**Work order**
What you give back must match the records below word for word.

**Record extracts**
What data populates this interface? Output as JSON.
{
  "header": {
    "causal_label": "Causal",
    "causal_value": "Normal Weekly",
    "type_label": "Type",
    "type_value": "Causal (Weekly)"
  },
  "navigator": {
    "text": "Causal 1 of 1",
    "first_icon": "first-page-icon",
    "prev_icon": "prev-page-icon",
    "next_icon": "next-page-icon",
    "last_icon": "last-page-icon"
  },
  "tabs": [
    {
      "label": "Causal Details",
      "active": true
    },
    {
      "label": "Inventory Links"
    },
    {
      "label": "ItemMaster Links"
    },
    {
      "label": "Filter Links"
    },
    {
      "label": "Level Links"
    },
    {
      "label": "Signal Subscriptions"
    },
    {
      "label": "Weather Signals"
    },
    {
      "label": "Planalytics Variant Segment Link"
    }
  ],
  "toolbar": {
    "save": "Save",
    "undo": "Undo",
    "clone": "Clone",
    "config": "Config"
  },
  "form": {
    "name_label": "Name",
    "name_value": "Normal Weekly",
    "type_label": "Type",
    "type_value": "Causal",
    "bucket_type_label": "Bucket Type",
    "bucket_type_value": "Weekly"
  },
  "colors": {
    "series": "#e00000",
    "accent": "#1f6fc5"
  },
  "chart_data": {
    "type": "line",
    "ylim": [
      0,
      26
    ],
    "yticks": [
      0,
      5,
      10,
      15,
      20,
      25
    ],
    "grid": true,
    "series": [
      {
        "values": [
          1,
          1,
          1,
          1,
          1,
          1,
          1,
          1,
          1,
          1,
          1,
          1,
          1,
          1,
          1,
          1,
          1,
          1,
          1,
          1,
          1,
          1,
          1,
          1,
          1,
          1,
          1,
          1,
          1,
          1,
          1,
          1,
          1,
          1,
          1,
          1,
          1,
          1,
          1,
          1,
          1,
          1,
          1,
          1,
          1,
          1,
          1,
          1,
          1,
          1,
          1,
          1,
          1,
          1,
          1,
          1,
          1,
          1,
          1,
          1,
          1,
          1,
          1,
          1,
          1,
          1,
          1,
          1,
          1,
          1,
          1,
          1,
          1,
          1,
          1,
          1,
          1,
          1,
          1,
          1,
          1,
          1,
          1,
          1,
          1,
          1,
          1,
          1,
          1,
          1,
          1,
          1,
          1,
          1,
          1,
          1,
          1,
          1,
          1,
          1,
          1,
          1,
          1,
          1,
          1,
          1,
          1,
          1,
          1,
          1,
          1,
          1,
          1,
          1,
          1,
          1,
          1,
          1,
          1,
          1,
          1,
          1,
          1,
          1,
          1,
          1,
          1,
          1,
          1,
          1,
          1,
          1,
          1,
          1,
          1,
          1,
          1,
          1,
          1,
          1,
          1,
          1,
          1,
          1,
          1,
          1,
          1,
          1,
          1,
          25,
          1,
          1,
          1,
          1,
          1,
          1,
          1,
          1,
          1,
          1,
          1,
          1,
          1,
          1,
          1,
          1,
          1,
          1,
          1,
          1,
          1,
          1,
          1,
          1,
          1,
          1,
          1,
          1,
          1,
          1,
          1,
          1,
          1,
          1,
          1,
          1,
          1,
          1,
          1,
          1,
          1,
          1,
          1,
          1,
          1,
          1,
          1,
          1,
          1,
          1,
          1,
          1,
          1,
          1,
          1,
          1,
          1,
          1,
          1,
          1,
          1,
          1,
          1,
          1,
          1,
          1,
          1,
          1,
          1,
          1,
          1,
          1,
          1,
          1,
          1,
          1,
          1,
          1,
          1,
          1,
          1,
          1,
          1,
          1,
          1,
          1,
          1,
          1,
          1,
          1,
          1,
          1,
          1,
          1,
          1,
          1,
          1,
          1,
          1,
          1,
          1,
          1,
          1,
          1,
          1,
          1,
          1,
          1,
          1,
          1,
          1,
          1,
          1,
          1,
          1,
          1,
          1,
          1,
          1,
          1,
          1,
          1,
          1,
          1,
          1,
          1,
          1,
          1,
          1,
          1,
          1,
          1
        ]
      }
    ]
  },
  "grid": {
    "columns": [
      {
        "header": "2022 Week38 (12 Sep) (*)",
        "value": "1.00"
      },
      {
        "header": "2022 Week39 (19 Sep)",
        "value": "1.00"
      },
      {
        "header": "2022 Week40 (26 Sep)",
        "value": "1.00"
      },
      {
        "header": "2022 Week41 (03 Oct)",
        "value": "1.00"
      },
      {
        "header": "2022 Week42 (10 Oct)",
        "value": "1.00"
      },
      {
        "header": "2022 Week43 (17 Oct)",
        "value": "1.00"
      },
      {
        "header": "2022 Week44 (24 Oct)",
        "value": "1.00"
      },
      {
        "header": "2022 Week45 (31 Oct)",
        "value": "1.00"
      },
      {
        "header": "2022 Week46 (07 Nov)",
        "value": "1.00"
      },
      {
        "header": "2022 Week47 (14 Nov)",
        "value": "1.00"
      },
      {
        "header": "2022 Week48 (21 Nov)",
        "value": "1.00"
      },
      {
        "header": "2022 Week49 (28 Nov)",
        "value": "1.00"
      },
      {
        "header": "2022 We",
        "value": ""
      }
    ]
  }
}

**Answer space**
What data populates this interface? Output as JSON.
{
  "header": {
    "causal_label": "Causal",
    "causal_value": "Normal Weekly",
    "type_label": "Type",
    "type_value": "Causal (Weekly)"
  },
  "navigator": {
    "text": "Causal 1 of 1",
    "first_icon": "first-page-icon",
    "prev_icon": "prev-page-icon",
    "next_icon": "next-page-icon",
    "last_icon": "last-page-icon"
  },
  "tabs": [
    {
      "label": "Causal Details",
      "active": true
    },
    {
      "label": "Inventory Links"
    },
    {
      "label": "ItemMaster Links"
    },
    {
      "label": "Filter Links"
    },
    {
      "label": "Level Links"
    },
    {
      "label": "Signal Subscriptions"
    },
    {
      "label": "Weather Signals"
    },
    {
      "label": "Planalytics Variant Segment Link"
    }
  ],
  "toolbar": {
    "save": "Save",
    "undo": "Undo",
    "clone": "Clone",
    "config": "Config"
  },
  "form": {
    "name_label": "Name",
    "name_value": "Normal Weekly",
    "type_label": "Type",
    "type_value": "Causal",
    "bucket_type_label": "Bucket Type",
    "bucket_type_value": "Weekly"
  },
  "colors": {
    "series": "#e00000",
    "accent": "#1f6fc5"
  },
  "chart_data": {
    "type": "line",
    "ylim": [
      0,
      26
    ],
    "yticks": [
      0,
      5,
      10,
      15,
      20,
      25
    ],
    "grid": true,
    "series": [
      {
        "values": [
          1,
          1,
          1,
          1,
          1,
          1,
          1,
          1,
          1,
          1,
          1,
          1,
          1,
          1,
          1,
          1,
          1,
          1,
          1,
          1,
          1,
          1,
          1,
          1,
          1,
          1,
          1,
          1,
          1,
          1,
          1,
          1,
          1,
          1,
          1,
          1,
          1,
          1,
          1,
          1,
          1,
          1,
          1,
          1,
          1,
          1,
          1,
          1,
          1,
          1,
          1,
          1,
          1,
          1,
          1,
          1,
          1,
          1,
          1,
          1,
          1,
          1,
          1,
          1,
          1,
          1,
          1,
          1,
          1,
          1,
          1,
          1,
          1,
          1,
          1,
          1,
          1,
          1,
          1,
          1,
          1,
          1,
          1,
          1,
          1,
          1,
          1,
          1,
          1,
          1,
          1,
          1,
          1,
          1,
          1,
          1,
          1,
          1,
          1,
          1,
          1,
          1,
          1,
          1,
          1,
          1,
          1,
          1,
          1,
          1,
          1,
          1,
          1,
          1,
          1,
          1,
          1,
          1,
          1,
          1,
          1,
          1,
          1,
          1,
          1,
          1,
          1,
          1,
          1,
          1,
          1,
          1,
          1,
          1,
          1,
          1,
          1,
          1,
          1,
          1,
          1,
          1,
          1,
          1,
          1,
          1,
          1,
          1,
          1,
          25,
          1,
          1,
          1,
          1,
          1,
          1,
          1,
          1,
          1,
          1,
          1,
          1,
          1,
          1,
          1,
          1,
          1,
          1,
          1,
          1,
          1,
          1,
          1,
          1,
          1,
          1,
          1,
          1,
          1,
          1,
          1,
          1,
          1,
          1,
          1,
          1,
          1,
          1,
          1,
          1,
          1,
          1,
          1,
          1,
          1,
          1,
          1,
          1,
          1,
          1,
          1,
          1,
          1,
          1,
          1,
          1,
          1,
          1,
          1,
          1,
          1,
          1,
          1,
          1,
          1,
          1,
          1,
          1,
          1,
          1,
          1,
          1,
          1,
          1,
          1,
          1,
          1,
          1,
          1,
          1,
          1,
          1,
          1,
          1,
          1,
          1,
          1,
          1,
          1,
          1,
          1,
          1,
          1,
          1,
          1,
          1,
          1,
          1,
          1,
          1,
          1,
          1,
          1,
          1,
          1,
          1,
          1,
          1,
          1,
          1,
          1,
          1,
          1,
          1,
          1,
          1,
          1,
          1,
          1,
          1,
          1,
          1,
          1,
          1,
          1,
          1,
          1,
          1,
          1,
          1,
          1,
          1
        ]
      }
    ]
  },
  "grid": {
    "columns": [
      {
        "header": "2022 Week38 (12 Sep) (*)",
        "value": "1.00"
      },
      {
        "header": "2022 Week39 (19 Sep)",
        "value": "1.00"
      },
      {
        "header": "2022 Week40 (26 Sep)",
        "value": "1.00"
      },
      {
        "header": "2022 Week41 (03 Oct)",
        "value": "1.00"
      },
      {
        "header": "2022 Week42 (10 Oct)",
        "value": "1.00"
      },
      {
        "header": "2022 Week43 (17 Oct)",
        "value": "1.00"
      },
      {
        "header": "2022 Week44 (24 Oct)",
        "value": "1.00"
      },
      {
        "header": "2022 Week45 (31 Oct)",
        "value": "1.00"
      },
      {
        "header": "2022 Week46 (07 Nov)",
        "value": "1.00"
      },
      {
        "header": "2022 Week47 (14 Nov)",
        "value": "1.00"
      },
      {
        "header": "2022 Week48 (21 Nov)",
        "value": "1.00"
      },
      {
        "header": "2022 Week49 (28 Nov)",
        "value": "1.00"
      },
      {
        "header": "2022 We",
        "value": ""
      }
    ]
  }
}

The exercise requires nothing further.